Task details: Return the data word for word. Pictures are to be omitted.
--- Records Enclosed Below ---
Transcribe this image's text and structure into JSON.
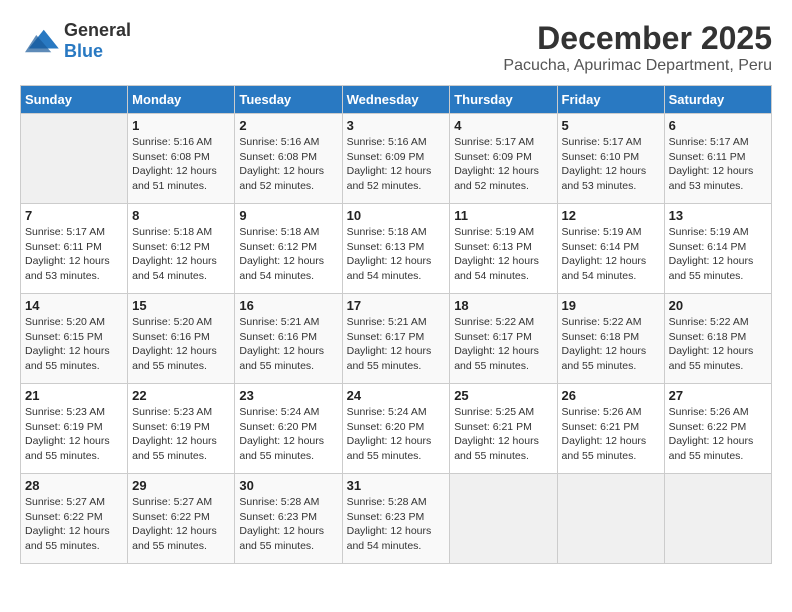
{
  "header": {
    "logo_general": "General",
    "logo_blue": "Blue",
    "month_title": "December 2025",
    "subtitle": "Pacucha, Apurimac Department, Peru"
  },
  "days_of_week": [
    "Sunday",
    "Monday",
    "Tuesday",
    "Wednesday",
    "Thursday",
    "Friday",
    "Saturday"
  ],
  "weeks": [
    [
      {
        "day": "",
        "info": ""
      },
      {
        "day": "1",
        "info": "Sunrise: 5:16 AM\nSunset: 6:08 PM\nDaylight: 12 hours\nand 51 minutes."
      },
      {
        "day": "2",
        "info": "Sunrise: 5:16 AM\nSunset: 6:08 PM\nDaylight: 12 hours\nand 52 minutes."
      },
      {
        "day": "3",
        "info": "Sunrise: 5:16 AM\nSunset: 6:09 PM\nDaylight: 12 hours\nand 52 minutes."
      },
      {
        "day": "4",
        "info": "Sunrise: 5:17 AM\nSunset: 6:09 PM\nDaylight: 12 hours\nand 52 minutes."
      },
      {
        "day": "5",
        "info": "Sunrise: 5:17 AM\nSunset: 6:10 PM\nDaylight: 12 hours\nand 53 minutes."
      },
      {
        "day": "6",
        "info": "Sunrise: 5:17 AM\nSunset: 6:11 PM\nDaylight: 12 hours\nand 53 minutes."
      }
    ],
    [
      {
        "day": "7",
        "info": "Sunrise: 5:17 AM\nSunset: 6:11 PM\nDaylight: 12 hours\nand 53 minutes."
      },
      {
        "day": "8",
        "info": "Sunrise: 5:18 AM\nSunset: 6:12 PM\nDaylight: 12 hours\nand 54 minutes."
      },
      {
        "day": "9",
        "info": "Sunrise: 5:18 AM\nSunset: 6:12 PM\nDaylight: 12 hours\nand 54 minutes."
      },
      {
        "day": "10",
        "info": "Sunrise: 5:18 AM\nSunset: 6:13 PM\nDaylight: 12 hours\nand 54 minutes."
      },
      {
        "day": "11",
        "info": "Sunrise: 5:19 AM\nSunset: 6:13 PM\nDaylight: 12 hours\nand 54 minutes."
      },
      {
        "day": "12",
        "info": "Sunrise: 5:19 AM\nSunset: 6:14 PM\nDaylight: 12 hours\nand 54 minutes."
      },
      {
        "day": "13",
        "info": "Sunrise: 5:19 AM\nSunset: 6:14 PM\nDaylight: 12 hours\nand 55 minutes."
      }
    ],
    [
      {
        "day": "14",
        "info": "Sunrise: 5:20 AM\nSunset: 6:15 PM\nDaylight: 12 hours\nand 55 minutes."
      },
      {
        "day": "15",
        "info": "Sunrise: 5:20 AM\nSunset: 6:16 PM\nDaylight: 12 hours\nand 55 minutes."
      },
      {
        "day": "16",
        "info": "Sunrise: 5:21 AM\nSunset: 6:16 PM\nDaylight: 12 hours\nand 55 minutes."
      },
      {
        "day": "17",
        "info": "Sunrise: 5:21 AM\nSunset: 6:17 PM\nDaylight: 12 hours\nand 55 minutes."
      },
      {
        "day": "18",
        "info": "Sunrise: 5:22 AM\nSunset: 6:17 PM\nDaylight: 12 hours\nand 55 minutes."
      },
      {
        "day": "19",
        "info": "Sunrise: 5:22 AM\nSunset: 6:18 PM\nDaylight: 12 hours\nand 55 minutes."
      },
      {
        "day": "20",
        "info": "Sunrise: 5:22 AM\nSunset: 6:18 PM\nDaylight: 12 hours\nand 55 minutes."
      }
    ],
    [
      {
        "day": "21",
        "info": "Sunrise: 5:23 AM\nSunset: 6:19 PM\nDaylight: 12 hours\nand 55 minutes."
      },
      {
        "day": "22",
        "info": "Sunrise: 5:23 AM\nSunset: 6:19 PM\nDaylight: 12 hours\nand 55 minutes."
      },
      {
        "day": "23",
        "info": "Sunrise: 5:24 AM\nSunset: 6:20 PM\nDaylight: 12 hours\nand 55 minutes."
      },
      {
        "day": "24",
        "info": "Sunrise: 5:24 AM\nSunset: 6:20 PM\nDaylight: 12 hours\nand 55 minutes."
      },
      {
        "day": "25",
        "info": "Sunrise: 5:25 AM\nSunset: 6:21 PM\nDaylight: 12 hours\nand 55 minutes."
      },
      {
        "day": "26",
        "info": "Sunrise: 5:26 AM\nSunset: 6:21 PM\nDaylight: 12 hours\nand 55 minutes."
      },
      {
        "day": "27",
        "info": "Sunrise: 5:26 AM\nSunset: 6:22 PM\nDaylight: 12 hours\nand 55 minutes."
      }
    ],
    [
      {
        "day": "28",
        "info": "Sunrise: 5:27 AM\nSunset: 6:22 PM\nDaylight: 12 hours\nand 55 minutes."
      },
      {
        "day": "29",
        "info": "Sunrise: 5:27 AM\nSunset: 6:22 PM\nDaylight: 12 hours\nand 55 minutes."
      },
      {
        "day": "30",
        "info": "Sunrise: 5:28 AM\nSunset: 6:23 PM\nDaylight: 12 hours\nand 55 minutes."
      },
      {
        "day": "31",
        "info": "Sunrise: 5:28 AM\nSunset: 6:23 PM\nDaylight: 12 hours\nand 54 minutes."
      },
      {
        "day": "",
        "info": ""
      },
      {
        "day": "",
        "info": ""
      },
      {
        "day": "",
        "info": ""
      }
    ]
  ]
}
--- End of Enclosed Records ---
Answer to this problem:
Transcribe this image's text and structure into JSON.
{
  "header": {
    "logo_general": "General",
    "logo_blue": "Blue",
    "month_title": "December 2025",
    "subtitle": "Pacucha, Apurimac Department, Peru"
  },
  "days_of_week": [
    "Sunday",
    "Monday",
    "Tuesday",
    "Wednesday",
    "Thursday",
    "Friday",
    "Saturday"
  ],
  "weeks": [
    [
      {
        "day": "",
        "info": ""
      },
      {
        "day": "1",
        "info": "Sunrise: 5:16 AM\nSunset: 6:08 PM\nDaylight: 12 hours\nand 51 minutes."
      },
      {
        "day": "2",
        "info": "Sunrise: 5:16 AM\nSunset: 6:08 PM\nDaylight: 12 hours\nand 52 minutes."
      },
      {
        "day": "3",
        "info": "Sunrise: 5:16 AM\nSunset: 6:09 PM\nDaylight: 12 hours\nand 52 minutes."
      },
      {
        "day": "4",
        "info": "Sunrise: 5:17 AM\nSunset: 6:09 PM\nDaylight: 12 hours\nand 52 minutes."
      },
      {
        "day": "5",
        "info": "Sunrise: 5:17 AM\nSunset: 6:10 PM\nDaylight: 12 hours\nand 53 minutes."
      },
      {
        "day": "6",
        "info": "Sunrise: 5:17 AM\nSunset: 6:11 PM\nDaylight: 12 hours\nand 53 minutes."
      }
    ],
    [
      {
        "day": "7",
        "info": "Sunrise: 5:17 AM\nSunset: 6:11 PM\nDaylight: 12 hours\nand 53 minutes."
      },
      {
        "day": "8",
        "info": "Sunrise: 5:18 AM\nSunset: 6:12 PM\nDaylight: 12 hours\nand 54 minutes."
      },
      {
        "day": "9",
        "info": "Sunrise: 5:18 AM\nSunset: 6:12 PM\nDaylight: 12 hours\nand 54 minutes."
      },
      {
        "day": "10",
        "info": "Sunrise: 5:18 AM\nSunset: 6:13 PM\nDaylight: 12 hours\nand 54 minutes."
      },
      {
        "day": "11",
        "info": "Sunrise: 5:19 AM\nSunset: 6:13 PM\nDaylight: 12 hours\nand 54 minutes."
      },
      {
        "day": "12",
        "info": "Sunrise: 5:19 AM\nSunset: 6:14 PM\nDaylight: 12 hours\nand 54 minutes."
      },
      {
        "day": "13",
        "info": "Sunrise: 5:19 AM\nSunset: 6:14 PM\nDaylight: 12 hours\nand 55 minutes."
      }
    ],
    [
      {
        "day": "14",
        "info": "Sunrise: 5:20 AM\nSunset: 6:15 PM\nDaylight: 12 hours\nand 55 minutes."
      },
      {
        "day": "15",
        "info": "Sunrise: 5:20 AM\nSunset: 6:16 PM\nDaylight: 12 hours\nand 55 minutes."
      },
      {
        "day": "16",
        "info": "Sunrise: 5:21 AM\nSunset: 6:16 PM\nDaylight: 12 hours\nand 55 minutes."
      },
      {
        "day": "17",
        "info": "Sunrise: 5:21 AM\nSunset: 6:17 PM\nDaylight: 12 hours\nand 55 minutes."
      },
      {
        "day": "18",
        "info": "Sunrise: 5:22 AM\nSunset: 6:17 PM\nDaylight: 12 hours\nand 55 minutes."
      },
      {
        "day": "19",
        "info": "Sunrise: 5:22 AM\nSunset: 6:18 PM\nDaylight: 12 hours\nand 55 minutes."
      },
      {
        "day": "20",
        "info": "Sunrise: 5:22 AM\nSunset: 6:18 PM\nDaylight: 12 hours\nand 55 minutes."
      }
    ],
    [
      {
        "day": "21",
        "info": "Sunrise: 5:23 AM\nSunset: 6:19 PM\nDaylight: 12 hours\nand 55 minutes."
      },
      {
        "day": "22",
        "info": "Sunrise: 5:23 AM\nSunset: 6:19 PM\nDaylight: 12 hours\nand 55 minutes."
      },
      {
        "day": "23",
        "info": "Sunrise: 5:24 AM\nSunset: 6:20 PM\nDaylight: 12 hours\nand 55 minutes."
      },
      {
        "day": "24",
        "info": "Sunrise: 5:24 AM\nSunset: 6:20 PM\nDaylight: 12 hours\nand 55 minutes."
      },
      {
        "day": "25",
        "info": "Sunrise: 5:25 AM\nSunset: 6:21 PM\nDaylight: 12 hours\nand 55 minutes."
      },
      {
        "day": "26",
        "info": "Sunrise: 5:26 AM\nSunset: 6:21 PM\nDaylight: 12 hours\nand 55 minutes."
      },
      {
        "day": "27",
        "info": "Sunrise: 5:26 AM\nSunset: 6:22 PM\nDaylight: 12 hours\nand 55 minutes."
      }
    ],
    [
      {
        "day": "28",
        "info": "Sunrise: 5:27 AM\nSunset: 6:22 PM\nDaylight: 12 hours\nand 55 minutes."
      },
      {
        "day": "29",
        "info": "Sunrise: 5:27 AM\nSunset: 6:22 PM\nDaylight: 12 hours\nand 55 minutes."
      },
      {
        "day": "30",
        "info": "Sunrise: 5:28 AM\nSunset: 6:23 PM\nDaylight: 12 hours\nand 55 minutes."
      },
      {
        "day": "31",
        "info": "Sunrise: 5:28 AM\nSunset: 6:23 PM\nDaylight: 12 hours\nand 54 minutes."
      },
      {
        "day": "",
        "info": ""
      },
      {
        "day": "",
        "info": ""
      },
      {
        "day": "",
        "info": ""
      }
    ]
  ]
}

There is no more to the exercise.